The idea for the annual art show began at Kanu o ka Aina.

“Luana Zablan, who graduated in 2011, wanted to do an art exhibit for her senior project from her art, and art around Kanu. I try to incorporate art into my language arts classes and that’s kind of how it all started. A lot of the pieces that were displayed were created in my class,” said Kanoa Castro, Kanu high school’s language arts teacher.

The exhibit gave Case a spark of an idea.

“Pua came and saw it and thought it would be really great to incorporate more students and the community, doing this on a large scale,” said Castro.

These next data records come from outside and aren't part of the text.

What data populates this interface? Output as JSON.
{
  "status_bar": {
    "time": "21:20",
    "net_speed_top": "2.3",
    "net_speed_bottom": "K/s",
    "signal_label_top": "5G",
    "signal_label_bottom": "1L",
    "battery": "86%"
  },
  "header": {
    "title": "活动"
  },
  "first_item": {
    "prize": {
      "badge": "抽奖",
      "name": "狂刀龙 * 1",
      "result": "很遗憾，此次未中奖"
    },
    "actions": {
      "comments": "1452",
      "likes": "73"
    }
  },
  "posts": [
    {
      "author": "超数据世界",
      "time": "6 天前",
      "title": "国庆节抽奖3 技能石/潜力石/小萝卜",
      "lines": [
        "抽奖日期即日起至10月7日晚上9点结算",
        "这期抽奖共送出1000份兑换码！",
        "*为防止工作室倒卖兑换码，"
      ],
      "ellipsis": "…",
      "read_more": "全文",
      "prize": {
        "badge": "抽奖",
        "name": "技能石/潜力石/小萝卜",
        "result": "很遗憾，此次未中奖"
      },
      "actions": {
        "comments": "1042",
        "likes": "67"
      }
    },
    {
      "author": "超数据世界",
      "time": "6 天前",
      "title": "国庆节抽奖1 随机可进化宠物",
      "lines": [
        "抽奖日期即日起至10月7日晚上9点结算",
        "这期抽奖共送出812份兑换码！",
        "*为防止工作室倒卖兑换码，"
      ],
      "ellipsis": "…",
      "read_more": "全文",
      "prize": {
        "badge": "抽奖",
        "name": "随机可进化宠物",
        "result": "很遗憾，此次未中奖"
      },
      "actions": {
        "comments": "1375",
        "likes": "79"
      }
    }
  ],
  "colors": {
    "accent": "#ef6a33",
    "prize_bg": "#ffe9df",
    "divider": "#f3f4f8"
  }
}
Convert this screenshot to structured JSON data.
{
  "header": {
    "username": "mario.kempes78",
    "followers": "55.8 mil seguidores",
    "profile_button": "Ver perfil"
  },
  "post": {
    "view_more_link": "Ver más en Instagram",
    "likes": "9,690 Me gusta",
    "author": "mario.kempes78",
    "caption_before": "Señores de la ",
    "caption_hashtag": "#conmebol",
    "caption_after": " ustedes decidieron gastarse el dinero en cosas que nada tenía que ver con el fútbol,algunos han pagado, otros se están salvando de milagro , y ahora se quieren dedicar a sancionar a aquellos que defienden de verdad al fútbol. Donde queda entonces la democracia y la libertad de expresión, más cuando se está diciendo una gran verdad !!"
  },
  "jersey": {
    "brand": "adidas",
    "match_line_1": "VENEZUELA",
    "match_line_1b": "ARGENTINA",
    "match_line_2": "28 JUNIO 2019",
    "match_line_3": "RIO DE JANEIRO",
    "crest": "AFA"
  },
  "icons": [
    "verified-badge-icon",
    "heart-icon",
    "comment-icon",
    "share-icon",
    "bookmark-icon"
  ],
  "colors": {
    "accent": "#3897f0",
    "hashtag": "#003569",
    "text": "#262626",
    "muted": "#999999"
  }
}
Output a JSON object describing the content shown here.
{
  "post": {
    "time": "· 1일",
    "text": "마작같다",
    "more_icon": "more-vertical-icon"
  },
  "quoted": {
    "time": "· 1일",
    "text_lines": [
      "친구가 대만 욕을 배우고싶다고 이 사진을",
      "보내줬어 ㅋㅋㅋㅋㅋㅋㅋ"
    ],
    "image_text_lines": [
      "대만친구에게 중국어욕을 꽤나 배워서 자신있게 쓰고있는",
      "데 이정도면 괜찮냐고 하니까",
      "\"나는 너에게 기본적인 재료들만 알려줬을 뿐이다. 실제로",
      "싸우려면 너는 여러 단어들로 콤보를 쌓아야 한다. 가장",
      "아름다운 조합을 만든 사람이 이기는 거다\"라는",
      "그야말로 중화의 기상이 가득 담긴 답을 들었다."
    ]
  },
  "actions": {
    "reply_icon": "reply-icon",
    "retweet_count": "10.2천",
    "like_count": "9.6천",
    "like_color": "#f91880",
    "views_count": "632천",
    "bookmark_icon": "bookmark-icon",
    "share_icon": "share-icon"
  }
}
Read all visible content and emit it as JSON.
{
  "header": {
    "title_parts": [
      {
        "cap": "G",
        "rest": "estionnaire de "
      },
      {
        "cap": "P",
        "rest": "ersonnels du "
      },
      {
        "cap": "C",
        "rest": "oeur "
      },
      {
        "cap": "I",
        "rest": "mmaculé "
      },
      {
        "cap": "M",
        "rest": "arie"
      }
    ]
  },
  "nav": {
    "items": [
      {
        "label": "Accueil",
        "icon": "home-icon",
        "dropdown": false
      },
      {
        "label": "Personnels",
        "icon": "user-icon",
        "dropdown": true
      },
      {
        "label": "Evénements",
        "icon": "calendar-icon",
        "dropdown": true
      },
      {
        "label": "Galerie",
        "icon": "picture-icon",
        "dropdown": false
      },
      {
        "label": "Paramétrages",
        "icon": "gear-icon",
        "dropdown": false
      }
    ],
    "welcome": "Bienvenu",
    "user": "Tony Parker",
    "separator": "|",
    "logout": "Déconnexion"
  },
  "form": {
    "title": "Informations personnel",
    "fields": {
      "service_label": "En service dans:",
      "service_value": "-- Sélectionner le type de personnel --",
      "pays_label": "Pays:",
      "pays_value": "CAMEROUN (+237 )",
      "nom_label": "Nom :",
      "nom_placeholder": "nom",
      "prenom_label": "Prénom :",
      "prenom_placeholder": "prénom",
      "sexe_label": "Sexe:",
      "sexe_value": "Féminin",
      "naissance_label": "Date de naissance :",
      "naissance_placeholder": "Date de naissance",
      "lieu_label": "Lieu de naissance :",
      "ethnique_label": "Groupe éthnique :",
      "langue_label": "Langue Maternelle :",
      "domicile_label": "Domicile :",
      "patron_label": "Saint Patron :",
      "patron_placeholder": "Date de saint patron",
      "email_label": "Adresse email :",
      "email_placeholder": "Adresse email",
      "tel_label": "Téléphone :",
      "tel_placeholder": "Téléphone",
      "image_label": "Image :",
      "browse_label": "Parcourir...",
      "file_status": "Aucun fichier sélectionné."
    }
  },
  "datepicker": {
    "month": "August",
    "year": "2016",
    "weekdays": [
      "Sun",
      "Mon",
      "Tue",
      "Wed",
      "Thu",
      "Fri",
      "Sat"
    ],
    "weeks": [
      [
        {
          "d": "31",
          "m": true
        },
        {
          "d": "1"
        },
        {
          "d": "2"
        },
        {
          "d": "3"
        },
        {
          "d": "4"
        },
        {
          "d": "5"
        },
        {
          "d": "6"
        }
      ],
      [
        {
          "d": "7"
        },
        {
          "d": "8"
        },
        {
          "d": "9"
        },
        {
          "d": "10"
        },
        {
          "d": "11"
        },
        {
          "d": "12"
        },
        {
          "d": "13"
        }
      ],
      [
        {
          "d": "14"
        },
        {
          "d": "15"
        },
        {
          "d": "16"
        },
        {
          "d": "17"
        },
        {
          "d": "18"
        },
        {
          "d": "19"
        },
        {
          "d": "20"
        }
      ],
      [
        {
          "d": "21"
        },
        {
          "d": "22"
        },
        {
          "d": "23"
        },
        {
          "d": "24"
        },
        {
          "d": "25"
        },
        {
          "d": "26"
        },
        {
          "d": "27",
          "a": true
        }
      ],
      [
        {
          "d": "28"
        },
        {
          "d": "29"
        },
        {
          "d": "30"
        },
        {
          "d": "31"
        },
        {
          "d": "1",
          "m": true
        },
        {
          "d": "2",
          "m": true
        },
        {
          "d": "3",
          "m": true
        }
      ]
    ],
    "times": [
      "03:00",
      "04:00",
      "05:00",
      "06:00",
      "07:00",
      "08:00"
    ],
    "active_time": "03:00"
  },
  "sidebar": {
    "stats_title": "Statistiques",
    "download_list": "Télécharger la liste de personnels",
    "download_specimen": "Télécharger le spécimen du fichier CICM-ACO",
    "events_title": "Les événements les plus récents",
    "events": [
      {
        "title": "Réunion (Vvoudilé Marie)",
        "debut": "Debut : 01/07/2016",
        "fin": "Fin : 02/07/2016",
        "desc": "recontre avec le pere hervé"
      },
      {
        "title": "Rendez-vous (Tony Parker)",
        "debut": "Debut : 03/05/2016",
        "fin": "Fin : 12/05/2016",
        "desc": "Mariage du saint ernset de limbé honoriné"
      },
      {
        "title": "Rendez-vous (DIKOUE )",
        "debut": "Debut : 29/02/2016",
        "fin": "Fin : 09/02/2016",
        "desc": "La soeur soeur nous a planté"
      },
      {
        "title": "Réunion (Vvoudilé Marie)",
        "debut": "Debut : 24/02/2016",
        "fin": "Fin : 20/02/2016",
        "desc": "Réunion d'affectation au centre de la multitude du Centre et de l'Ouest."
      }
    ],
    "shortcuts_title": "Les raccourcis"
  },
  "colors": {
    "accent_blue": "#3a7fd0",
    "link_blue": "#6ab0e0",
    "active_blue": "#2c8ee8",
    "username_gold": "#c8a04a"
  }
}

The legacy continues this year with senior Keliko Hurley, who will attend Waikato University in Hamilton, New Zealand.

“Keliko Hurley has taken it on for her senior project. She helped to organize and do the mural in the gym. Students Pre-K through 12 worked on it. Students from charter schools all over the state came for a conference and they worked on it too,” said Castro.

The exhibit will also give the community the chance to see the talent and creativity of students. While it has been at Kahilu Theatre the previous four years, this year’s show will be hosted by the Isaacs Art Center.

“We are honored to host the Malama Honua art exhibit in celebration of Hokulea’s return to Hawaii. The Isaacs Art Center extends our warm welcome to our community artists — students, teachers and families — in the spirit of collaboration, creativity, compassion and ‘caring for our earth’ that is so beautifully expressed in the art of Lei Kaapuni Honua,” said Mollie Hustace, the Center’s curator.

Jennifer Brian, one of the founding members of the Waimea Education Hui, will work with Hurley and others to install the exhibit, which will be displayed in the middle two galleries on the walls and pedestals.

There is a wide range of mediums, with each submission highlighting the artist’s unique perspective on this year’s theme. It includes a cardboard and paper sculpture with many sails together on the sea; an illustrated book; graphite pencil portraits; a ceramic vase illustrated with the canoe sailing before the volcano; many kappa designs and acrylic paintings.

The Waimea Educational Hui provides many programs throughout the year, but “the art exhibit is one of the mainstays, so that the community has something that they look forward to every year. The art exhibit takes students out of their own campus. It allows them the space to go and visit and see a place in town that they may not normally go to,” said Case.

And to make new connections in the community and beyond.

Isaacs Art Center is open 10 am-5 p.m., Tuesday-Saturday. Info: 885-5884

Copyright 2017 Oahu Publications, Inc. All rights reserved. • Privacy Policy